by Alice Levitt
2653 Waterbury-Stowe Road, Cabot Annex, Waterbury, 882-8016
Vermont is always just a little bit behind on national culinary trends. Hot dogs with quirky, homemade toppings is but one of them. We may not ever have a Japadog, a Crif Dog or a Hot Doug's, but Vermont is now home to the one and only Juni's Dog Haus.
The third eatery from the church group behind Juniper's Fare Café (also in Waterbury), Juni's has filled most of the tiny space that formerly belonged to Muddy Paw Coffee with a griddle and fryer.
This leaves no room for seating. Instead, there are picnic tables outside and a drive-through window for diners on the go. But the cook on duty was kind enough to carry my large order to a table across the parking lot for me.
That wasn't the only time he went above and beyond. The buns that he typically uses for sliders weren't available, so he made me sandwiches that filled up normal-sized buns for the same price.
One was stacked with smoked, pulled pork. Executive chef Martin Smith told me last month that his signature barbecue sauce is called "My Smokin’ Hot Wife." The sauce indeed has a touch of heat, but it's a balance of sweet and sour with a touch of earthy cumin that makes it so delicious on the sturdy-but-moist strands of flesh.
The red cabbage slaw on top added only crunch.

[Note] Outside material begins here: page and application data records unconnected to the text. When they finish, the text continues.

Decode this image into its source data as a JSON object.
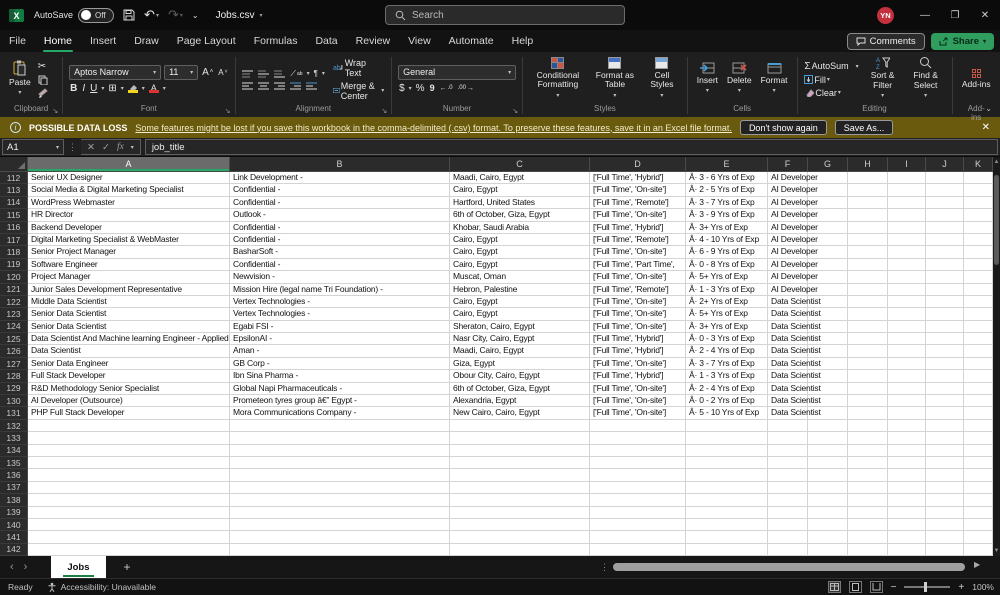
{
  "titlebar": {
    "autosave_label": "AutoSave",
    "autosave_state": "Off",
    "filename": "Jobs.csv",
    "search_placeholder": "Search",
    "user_initials": "YN",
    "minimize": "—",
    "restore": "❐",
    "close": "✕"
  },
  "menu": {
    "tabs": [
      "File",
      "Home",
      "Insert",
      "Draw",
      "Page Layout",
      "Formulas",
      "Data",
      "Review",
      "View",
      "Automate",
      "Help"
    ],
    "active": "Home",
    "comments_label": "Comments",
    "share_label": "Share"
  },
  "ribbon": {
    "clipboard": {
      "label": "Clipboard",
      "paste": "Paste"
    },
    "font": {
      "label": "Font",
      "font_name": "Aptos Narrow",
      "font_size": "11",
      "bold": "B",
      "italic": "I",
      "underline": "U"
    },
    "alignment": {
      "label": "Alignment",
      "wrap_text": "Wrap Text",
      "merge_center": "Merge & Center"
    },
    "number": {
      "label": "Number",
      "format": "General",
      "currency": "$",
      "percent": "%",
      "comma": "9"
    },
    "styles": {
      "label": "Styles",
      "conditional": "Conditional Formatting",
      "format_table": "Format as Table",
      "cell_styles": "Cell Styles"
    },
    "cells": {
      "label": "Cells",
      "insert": "Insert",
      "delete": "Delete",
      "format": "Format"
    },
    "editing": {
      "label": "Editing",
      "autosum": "AutoSum",
      "fill": "Fill",
      "clear": "Clear",
      "sort": "Sort & Filter",
      "find": "Find & Select"
    },
    "addins": {
      "label": "Add-ins",
      "item": "Add-ins"
    }
  },
  "warning": {
    "title": "POSSIBLE DATA LOSS",
    "message": "Some features might be lost if you save this workbook in the comma-delimited (.csv) format. To preserve these features, save it in an Excel file format.",
    "dismiss_label": "Don't show again",
    "save_as_label": "Save As...",
    "close": "✕"
  },
  "formula_bar": {
    "name_box": "A1",
    "cancel": "✕",
    "enter": "✓",
    "fx": "fx",
    "content": "job_title"
  },
  "grid": {
    "columns": [
      "A",
      "B",
      "C",
      "D",
      "E",
      "F",
      "G",
      "H",
      "I",
      "J",
      "K"
    ],
    "selected_column": "A",
    "rows": [
      {
        "n": 112,
        "cells": [
          "Senior UX Designer",
          "Link Development -",
          "Maadi, Cairo, Egypt",
          "['Full Time', 'Hybrid']",
          "Â· 3 - 6 Yrs of Exp",
          "AI Developer"
        ]
      },
      {
        "n": 113,
        "cells": [
          "Social Media & Digital Marketing Specialist",
          "Confidential -",
          "Cairo, Egypt",
          "['Full Time', 'On-site']",
          "Â· 2 - 5 Yrs of Exp",
          "AI Developer"
        ]
      },
      {
        "n": 114,
        "cells": [
          "WordPress Webmaster",
          "Confidential -",
          "Hartford, United States",
          "['Full Time', 'Remote']",
          "Â· 3 - 7 Yrs of Exp",
          "AI Developer"
        ]
      },
      {
        "n": 115,
        "cells": [
          "HR Director",
          "Outlook -",
          "6th of October, Giza, Egypt",
          "['Full Time', 'On-site']",
          "Â· 3 - 9 Yrs of Exp",
          "AI Developer"
        ]
      },
      {
        "n": 116,
        "cells": [
          "Backend Developer",
          "Confidential -",
          "Khobar, Saudi Arabia",
          "['Full Time', 'Hybrid']",
          "Â· 3+ Yrs of Exp",
          "AI Developer"
        ]
      },
      {
        "n": 117,
        "cells": [
          "Digital Marketing Specialist & WebMaster",
          "Confidential -",
          "Cairo, Egypt",
          "['Full Time', 'Remote']",
          "Â· 4 - 10 Yrs of Exp",
          "AI Developer"
        ]
      },
      {
        "n": 118,
        "cells": [
          "Senior Project Manager",
          "BasharSoft -",
          "Cairo, Egypt",
          "['Full Time', 'On-site']",
          "Â· 6 - 9 Yrs of Exp",
          "AI Developer"
        ]
      },
      {
        "n": 119,
        "cells": [
          "Software Engineer",
          "Confidential -",
          "Cairo, Egypt",
          "['Full Time', 'Part Time',",
          "Â· 0 - 8 Yrs of Exp",
          "AI Developer"
        ]
      },
      {
        "n": 120,
        "cells": [
          "Project Manager",
          "Newvision -",
          "Muscat, Oman",
          "['Full Time', 'On-site']",
          "Â· 5+ Yrs of Exp",
          "AI Developer"
        ]
      },
      {
        "n": 121,
        "cells": [
          "Junior Sales Development Representative",
          "Mission Hire (legal name Tri Foundation) -",
          "Hebron, Palestine",
          "['Full Time', 'Remote']",
          "Â· 1 - 3 Yrs of Exp",
          "AI Developer"
        ]
      },
      {
        "n": 122,
        "cells": [
          "Middle Data Scientist",
          "Vertex Technologies -",
          "Cairo, Egypt",
          "['Full Time', 'On-site']",
          "Â· 2+ Yrs of Exp",
          "Data Scientist"
        ]
      },
      {
        "n": 123,
        "cells": [
          "Senior Data Scientist",
          "Vertex Technologies -",
          "Cairo, Egypt",
          "['Full Time', 'On-site']",
          "Â· 5+ Yrs of Exp",
          "Data Scientist"
        ]
      },
      {
        "n": 124,
        "cells": [
          "Senior Data Scientist",
          "Egabi FSI -",
          "Sheraton, Cairo, Egypt",
          "['Full Time', 'On-site']",
          "Â· 3+ Yrs of Exp",
          "Data Scientist"
        ]
      },
      {
        "n": 125,
        "cells": [
          "Data Scientist And Machine learning Engineer - Applied A",
          "EpsilonAI -",
          "Nasr City, Cairo, Egypt",
          "['Full Time', 'Hybrid']",
          "Â· 0 - 3 Yrs of Exp",
          "Data Scientist"
        ]
      },
      {
        "n": 126,
        "cells": [
          "Data Scientist",
          "Aman -",
          "Maadi, Cairo, Egypt",
          "['Full Time', 'Hybrid']",
          "Â· 2 - 4 Yrs of Exp",
          "Data Scientist"
        ]
      },
      {
        "n": 127,
        "cells": [
          "Senior Data Engineer",
          "GB Corp -",
          "Giza, Egypt",
          "['Full Time', 'On-site']",
          "Â· 3 - 7 Yrs of Exp",
          "Data Scientist"
        ]
      },
      {
        "n": 128,
        "cells": [
          "Full Stack Developer",
          "Ibn Sina Pharma -",
          "Obour City, Cairo, Egypt",
          "['Full Time', 'Hybrid']",
          "Â· 1 - 3 Yrs of Exp",
          "Data Scientist"
        ]
      },
      {
        "n": 129,
        "cells": [
          "R&D Methodology Senior Specialist",
          "Global Napi Pharmaceuticals -",
          "6th of October, Giza, Egypt",
          "['Full Time', 'On-site']",
          "Â· 2 - 4 Yrs of Exp",
          "Data Scientist"
        ]
      },
      {
        "n": 130,
        "cells": [
          "AI Developer (Outsource)",
          "Prometeon tyres group â€” Egypt -",
          "Alexandria, Egypt",
          "['Full Time', 'On-site']",
          "Â· 0 - 2 Yrs of Exp",
          "Data Scientist"
        ]
      },
      {
        "n": 131,
        "cells": [
          "PHP Full Stack Developer",
          "Mora Communications Company -",
          "New Cairo, Cairo, Egypt",
          "['Full Time', 'On-site']",
          "Â· 5 - 10 Yrs of Exp",
          "Data Scientist"
        ]
      },
      {
        "n": 132,
        "cells": []
      },
      {
        "n": 133,
        "cells": []
      },
      {
        "n": 134,
        "cells": []
      },
      {
        "n": 135,
        "cells": []
      },
      {
        "n": 136,
        "cells": []
      },
      {
        "n": 137,
        "cells": []
      },
      {
        "n": 138,
        "cells": []
      },
      {
        "n": 139,
        "cells": []
      },
      {
        "n": 140,
        "cells": []
      },
      {
        "n": 141,
        "cells": []
      },
      {
        "n": 142,
        "cells": []
      }
    ]
  },
  "sheetbar": {
    "active_tab": "Jobs"
  },
  "statusbar": {
    "mode": "Ready",
    "accessibility": "Accessibility: Unavailable",
    "zoom": "100%"
  }
}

A thin slick of mayonnaise wasn't enough to give the veggies any real kick.
But another slider, the RedNEK, had plenty to spare.
A juicy fried-chicken patty was topped with hot sauce and banana peppers for a pleasant spiciness that was eased by Cabot cheddar and a slick of mayo. Crisp bacon, lettuce and tomato added crunch. So did the griddled bun — fluffy on top with a welcoming crackle as I bit in.
It was the kind of sandwich that simply shouldn't work as well as it did.
So was the Teriyaki Dog. A hot dog with pineapple and teriyaki sauce — sounds kind of gross, right? Wrong. If the frank in question is a juicy Hebrew National beef dog, griddled to leathery perfection, you've already won half the battle.
But what made it even more of a triumph was the fresh pineapple. The fruit was cooked just enough to gain brown, caramelized edges but retain a satisfying gush of juice. That blended beautifully with the tangy and slightly spicy teriyaki sauce, which was far from the sticky-sweet iterations you'd get out of a bottle.
Though I was tempted to try the South by Southwest dog in all of its bacon-wrapped, barbecue-sauce-and-cheese-topped glory, it was more important for me to save room for the Banh Mi Dog.
From the description, I knew not to expect anything like the flavors on a Vietnamese sub.
Instead, the link was covered in Smith's own lacto-fermented kimchee. As much as I love the real Korean stuff, this version had its own charm. Relatively low on peppery spice, it got its flavor instead from a liberal dose of ginger. More of the heat came from a pleasantly sweet Thai chile sauce.
If that doesn't sound like a match made in heaven to you, I say don't knock it 'til you've tried it. You'll be topping your hot dogs in kimchee at home in no time. Or better yet, heading over to Juni's.
Alice Eats is a weekly blog feature devoted to reviewing restaurants where diners can get a meal for two for less than $35. Got a restaurant you'd love to see featured? Send it to email@example.com.